The past two week’s worth of training, in short, have been a Bruce Springsteen song. This one. Really, just one line in the song, then line about being tired and bored with myself. Because I am.
It’s still winter here, in case you missed the coverage of the snowmageddon and have spent the last week with your head in a bucket, which is totally your choice and I won’t judge. As I type, big, fat, fluffy flakes of snow are coming down. It’s a picture postcard of all that you could want a New England-y snow to be. It’s just darn scenic out there.
I dig winter. I like the hush and the thrill of new snow. Blizzards are cozy-making when you know you are warm and dry and well-stocked with the beverages and baked goods of your choice.

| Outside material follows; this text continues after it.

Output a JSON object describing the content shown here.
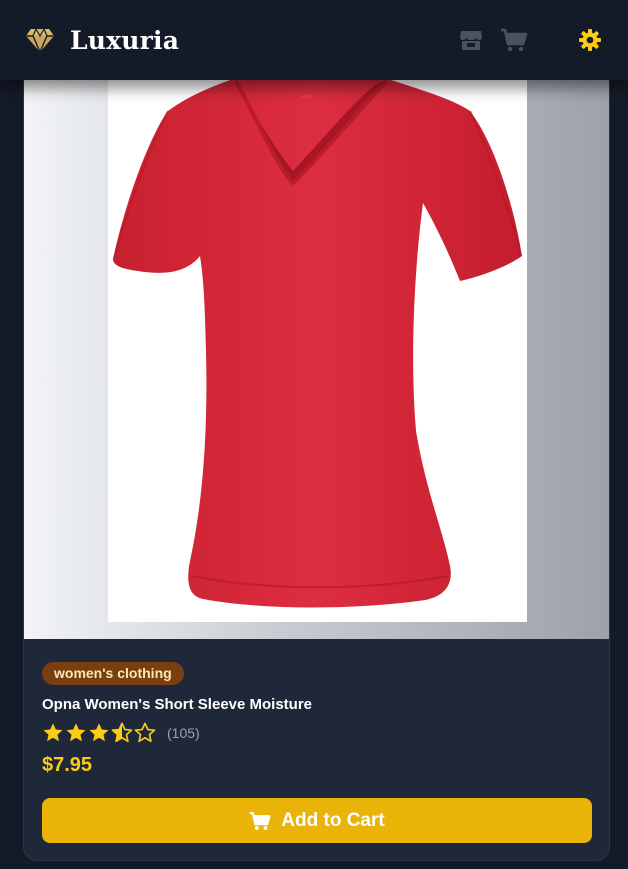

I am, however, so freaking tired and bored with schlepping to the gym to run very slowly on a treadmill that I might just bite someone. When my 6 a.m. alarm goes off, I just want to slap it back off again, not because I don’t want to run, but because I don’t want to get up in the dark, put on running clothes, put on sweatpants, tie my boots, grab my Brooks Ghost 6s and heart rate monitor and phone, zip my bulky parka, pull on gloves tromp out the door, brush snow off of my car, drive to the gym, clomp up to the locker room, strip most of the layers back off again, tie my sneakers, find an open treadmill, and run to nowhere.
I mean. Seriously. So. Many. Steps.
It doesn’t even feel like a thing that should be complained about because it’s such a First World problem. I have enough perspective to know that. I also am enough of an adult to know that before too terribly long, I’ll be able to yank on some running gear and start my workout from my front porch. Right now, however, all of the logistics required to get a simple run in are bringing me down. The fact that I am irked by something that is so not really a big deal is what has put me in Bruce Springsteen mode. I was tempted to not even write a column because it’s been such an enervating couple of weeks.
But here we are.
This past Sunday the weather co-operated long enough for me to take my long run outside. I want to say it was bliss — and it was lovely to cover seven miles on mostly clear sidewalks in not completely frigid temps — but it was still gross out there. Plus my heart rate wasn’t being terribly co-operative for the last 3 miles, which meant that I had to keep to an almost walk so that my ticker could stay in range. But slow and gross outside is still a change from slow and soul-crushingly dull inside so I’m putting it in the win column.
See what I mean? I just can’t shake myself out of this mid-winter running funk and grouse. Blarg.
One of the most useful expressions my Dad taught me is: You are entitled to the work; not the reward, which is what he’d remind me of every time luck didn’t happen to break my way. Over time, I’ve come to more fully what this means. All I can do is invest in the process itself and focus too much on the end result. And, right now, I am still invested — but am not enjoying it very much.
Which means that I’ve been spending a lot of my treadmill time thinking about where I would rather be running. This fantasizing may simply be making the situation worse, I know, but it’s the straw I’m grasping right now. When I’m listening to the AMR podcast, I dream about running in Portland, which I imagine is a lot like running through Middle Earth, with all of the trees and ferns and beards. I nearly never dream of running in Denver because the altitude might kill me. Besides, there’s snow there, too. Sorry, Dimity.
I dream even bigger, of course, and cruise through the Runner’s World Rave Run photos like a junkie. My current computer wallpaper is this one, even thought I'm pretty sure that location is under several feet of snow for most of the year. I wonder what it would be like to run in Hawaii. And New Zealand. And pretty much anywhere that isn't right here right now.
Help me come up with other ideas, mother runner. Where have you had your best runs, the ones where the temperature is perfectly cool and the scenery divine? Spare no detail.